If you are a beneficiary of a Will or have received a gift in a Will. However, if you receive a Will that is challenged or a claim is made against the estate, you may lose your inheritance, or receive a reduced share from it. When a Will is challenged, or a claim is made against an estate, all those involved will attempt to protect their interests. We recommend that you seek immediate advice from your own independent estate solicitor to ensure that your interests are protected.

We recommend that you seek immediate legal advice if: you suspect that the executor has failed to protect the estate; a challenge or claim has been made against the deceased person's estate; you need help in negotiating with the other beneficiaries of the will; the executor is a trust company, a public trustee, or an executing company; you have not been correctly informed of the progress of the estate; you have not been correctly informed of the progress of the dispute; the administration of the deceased person's estate is in doubt; and person's estate has been administered in a questionable manner; or the executor's views on how to properly protect the assets of the estate do not agree with yours.

If your interest in a Will is being disputed, then we recommend that you do not delay in seeking independent legal advice from an experienced contested Will solicitor. If you choose not to seek legal advice immediately, you may miss the opportunity to defend your estate and you will not be given a second chance!

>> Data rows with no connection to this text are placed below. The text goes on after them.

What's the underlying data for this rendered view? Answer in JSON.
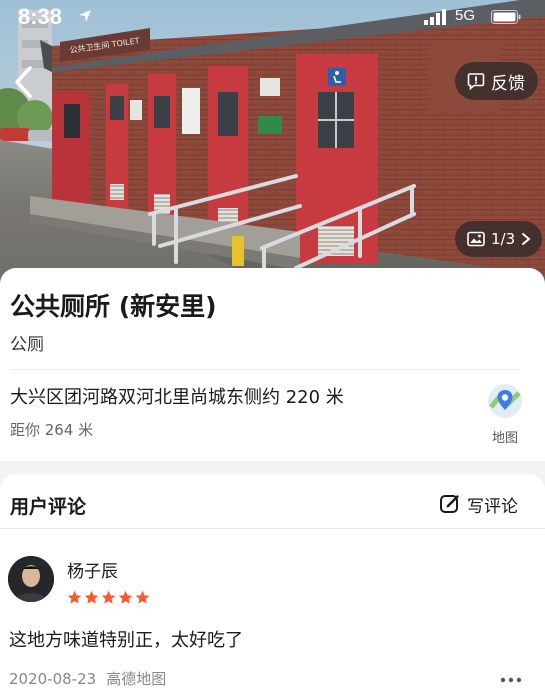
{
  "status_bar": {
    "time": "8:38",
    "network": "5G"
  },
  "hero": {
    "feedback_label": "反馈",
    "photo_counter": "1/3",
    "sign_text": "公共卫生间 TOILET"
  },
  "place": {
    "name": "公共厕所 (新安里)",
    "category": "公厕",
    "address": "大兴区团河路双河北里尚城东侧约 220 米",
    "distance": "距你 264 米",
    "map_label": "地图"
  },
  "reviews": {
    "section_title": "用户评论",
    "write_label": "写评论",
    "items": [
      {
        "user": "杨子辰",
        "rating": 5,
        "text": "这地方味道特别正，太好吃了",
        "date": "2020-08-23",
        "source": "高德地图"
      }
    ]
  },
  "colors": {
    "star": "#ff5a2c",
    "door_red": "#c73a3f",
    "wall_brick": "#8d4a3c"
  }
}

Broaden Legal Sydney Wills Lawyers (Estate Lawyers) will use professional legal means to defend the will and estate that you have executed or benefited from.
There are two options: ask the Supreme Court to invalidate the Will, or ask the Supreme Court to change the Will so that you receive a portion of your estate. Getting the Supreme Court to invalidate a will can be done by proving that the person who made the will lacked testamentary capacity, that the person who made the will was pressured by someone else to make the will, or that there was undue influence.

Getting the court to order that I should receive a portion of the estate can be done by proving that you are a: husband or wife, child, de facto partner, grandchild, member of a family who was dependent on the deceased for financial support, lived with the deceased at a particular time and was dependent on the deceased for financial support, ex-wife or ex-husband. A person who has a close personal relationship. If you are able to prove that you are one of the above types of people, then only then can you proceed to the next step. You must then prove to the court that the will does not provide you with adequate distribution.

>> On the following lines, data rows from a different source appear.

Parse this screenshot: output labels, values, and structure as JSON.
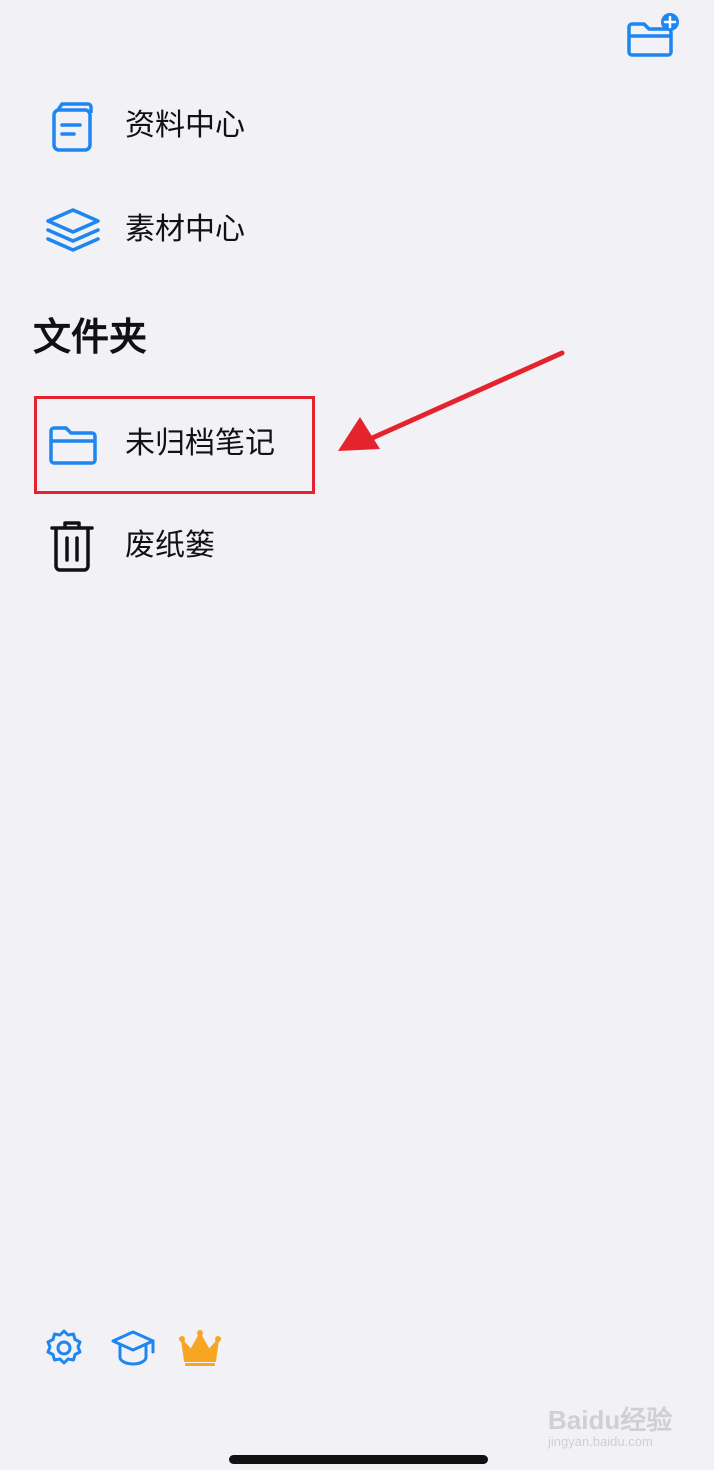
{
  "header": {
    "new_folder_icon": "folder-plus-icon"
  },
  "nav": {
    "items": [
      {
        "label": "资料中心",
        "icon": "book-icon"
      },
      {
        "label": "素材中心",
        "icon": "layers-icon"
      }
    ]
  },
  "folders": {
    "title": "文件夹",
    "items": [
      {
        "label": "未归档笔记",
        "icon": "folder-icon",
        "highlighted": true
      },
      {
        "label": "废纸篓",
        "icon": "trash-icon"
      }
    ]
  },
  "footer": {
    "icons": [
      "gear-icon",
      "graduation-cap-icon",
      "crown-icon"
    ]
  },
  "watermark": {
    "brand": "Baidu经验",
    "url": "jingyan.baidu.com"
  },
  "colors": {
    "accent": "#1e86f0",
    "highlight": "#e5232e",
    "crown": "#f6a623",
    "background": "#f2f1f6"
  }
}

In deciding whether a portion of the estate should be paid to you, the court must take into account, among other things, the nature of the relationship between you and the deceased, the nature and extent of the deceased's duties and responsibilities to you, the nature and extent of the deceased's estate, your financial situation and, if you were living with another person, that person's financial situation, your physical, mental or intellectual disability, your age, your contribution to the deceased's estate, whether or not you were living with another person, and whether or not you were a close personal friend of the deceased. the deceased person's estate, whether financial or otherwise, whether the deceased person had made provisions for you prior to their death, whether the deceased person told you they would leave something to you but in the end did not do so, whether the deceased person maintained you during your life, in whole or in part, your character and behaviour before and after the death of the deceased person, and any other matters the court deems relevant.

Broaden Legal Lawyers (Will Estate Lawyers) can fight for you to get the distribution of your estate that you deserve.